And since the public desperately wants clarity in this unclear world, it latches onto what it can to get information, often without seeing the reasons for the information to be put out. Will the average person know to look at methodology to identify a good study from a bad one? Probably not. And they’re not supposed to. So, all they’re left with is headlines meant to pull them in different directions. A lot of headlines based on this study will say all kinds of things about cannabis and sleep. But the reality is that absolutely nothing new was learned, and nothing useful was put out there.
It says way more about research integrity and journalistic integrity that such a study would gain any prominence in news cycles. Is it a bad study? No. It doesn’t look like its meant to be a smear campaign, or misleading apart from the lack of useful information its based on. It looks like an easy, half-assed study that didn’t require any real work. It’s an unnecessary study that doesn’t add anything to our knowledge base. While it definitely means we should be careful in how we weigh research methodology and results in terms of accuracy and helpfulness, the growing muddle of information out there only points to increasing muddiness in the future. More of this should be expected.
Hello and welcome! Thanks for joining us at CBDtesters.co, the internet’s #1 location for all the most relevant and interesting cannabis and psychedelics-related news going on in the world currently. Stop by whenever you can to stay aware of the ever-changing universe of legal drugs and industrial hemp, and remember to sign up for The Delta 8 Weekly Newsletter, so you’re never late on getting a story.

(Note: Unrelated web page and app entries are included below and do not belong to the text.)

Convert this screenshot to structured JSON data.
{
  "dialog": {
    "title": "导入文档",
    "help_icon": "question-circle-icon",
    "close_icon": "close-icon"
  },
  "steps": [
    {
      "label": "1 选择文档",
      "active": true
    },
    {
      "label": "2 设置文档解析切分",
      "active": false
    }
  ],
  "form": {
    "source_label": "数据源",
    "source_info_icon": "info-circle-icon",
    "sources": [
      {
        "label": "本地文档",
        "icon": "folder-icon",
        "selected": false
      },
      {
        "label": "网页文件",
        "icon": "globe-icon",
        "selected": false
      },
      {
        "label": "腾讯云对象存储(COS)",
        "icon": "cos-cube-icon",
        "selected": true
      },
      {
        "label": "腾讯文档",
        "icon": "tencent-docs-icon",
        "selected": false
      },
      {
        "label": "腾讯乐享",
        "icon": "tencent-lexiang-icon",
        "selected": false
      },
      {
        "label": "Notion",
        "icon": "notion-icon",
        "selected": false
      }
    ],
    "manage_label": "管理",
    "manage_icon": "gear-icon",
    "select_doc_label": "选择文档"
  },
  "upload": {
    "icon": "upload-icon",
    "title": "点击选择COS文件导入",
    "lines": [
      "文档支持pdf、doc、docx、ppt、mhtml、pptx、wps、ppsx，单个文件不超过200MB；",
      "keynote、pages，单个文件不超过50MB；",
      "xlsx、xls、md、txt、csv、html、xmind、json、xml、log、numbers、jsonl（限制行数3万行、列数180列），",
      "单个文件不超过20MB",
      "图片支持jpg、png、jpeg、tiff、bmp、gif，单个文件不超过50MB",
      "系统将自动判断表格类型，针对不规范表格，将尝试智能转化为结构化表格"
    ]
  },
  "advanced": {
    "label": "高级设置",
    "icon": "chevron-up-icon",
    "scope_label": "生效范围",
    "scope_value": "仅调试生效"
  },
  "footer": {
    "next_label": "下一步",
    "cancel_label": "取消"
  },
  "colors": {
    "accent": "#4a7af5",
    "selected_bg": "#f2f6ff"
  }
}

Disclaimer: Hi, I’m a researcher and writer. I’m not a doctor, lawyer, or businessperson. All information in my articles is sourced and referenced, and all opinions stated are mine. I am not giving anyone advise, and though I am more than happy to discuss topics, should someone have a further question or concern, they should seek guidance from a relevant professional.